Mark Webber to attack in vital first corner
Mark Webber has promised to attack team-mate Sebastian Vettel at the first corner of the European Grand Prix after the German beat him to pole position by less than a tenth of a second.
Following a spectacular Canadian Grand Prix two weeks ago, many are expecting a more ‘conventional’ race this weekend, thanks to the lack of overtaking opportunities on Valencia’s street layout. With no refuelling in 2010, and no rain expected during the race, Webber is well aware of the importance of the opening lap.
“If there’s a chance to overtake we will go for it,” he said of a potential first corner showdown with Vettel.
“I think we’ve had some races here in the past when people have struggled to stay awake, so I think we will see how it is tomorrow. I think we’re going to have … not like Canada in terms of a Grand Prix like we saw there.
“The first few guys are pretty quick on pace and it’s going to be a good fight but we have some very good ammunition in the Grand Prix tomorrow where we’re quicker.”
Part of that ammunition is an F-Duct system, which Red Bull is set to race for the first time. A previous version of the wing-stalling device was trialled during practice in Turkey, but shelved before the race.
“It’s a very complicated system,” Webber explained after qualifying in Valencia.
“McLaren has had quite a long period of time with it and teams are trying to close the gap to a point where it’s sensible but we are realistic – we’re never going to have the system probably as nicely integrated into the car and everything as McLaren have, because they designed the car with it. So we’ve had to adapt something a little bit different and try to make the system work.

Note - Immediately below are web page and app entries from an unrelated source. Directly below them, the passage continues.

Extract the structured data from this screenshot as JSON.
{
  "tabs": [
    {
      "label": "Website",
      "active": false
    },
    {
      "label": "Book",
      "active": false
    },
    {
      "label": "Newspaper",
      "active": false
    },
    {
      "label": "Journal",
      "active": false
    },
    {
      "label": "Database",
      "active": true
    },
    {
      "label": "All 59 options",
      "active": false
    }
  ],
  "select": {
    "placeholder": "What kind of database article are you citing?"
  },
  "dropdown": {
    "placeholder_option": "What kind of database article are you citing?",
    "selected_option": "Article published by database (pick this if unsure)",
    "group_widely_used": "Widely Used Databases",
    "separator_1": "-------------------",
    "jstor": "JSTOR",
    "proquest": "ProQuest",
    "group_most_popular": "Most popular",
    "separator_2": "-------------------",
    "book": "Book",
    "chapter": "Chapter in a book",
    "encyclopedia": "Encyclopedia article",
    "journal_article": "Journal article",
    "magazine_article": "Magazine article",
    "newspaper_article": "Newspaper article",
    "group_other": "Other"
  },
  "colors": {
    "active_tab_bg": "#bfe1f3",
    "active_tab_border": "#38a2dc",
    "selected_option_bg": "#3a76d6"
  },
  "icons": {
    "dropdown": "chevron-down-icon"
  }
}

“We are not losing in the corners with the F-duct. We’re confident the car is behaving well. We’re confident it’s a bit quicker, so that’s why we elected to race it. In Turkey that was not the case and we had some small problems with it there, which, to be honest – we had our eyes wide open – we expected to probably have some problems because it’s not easy. We’re learning.”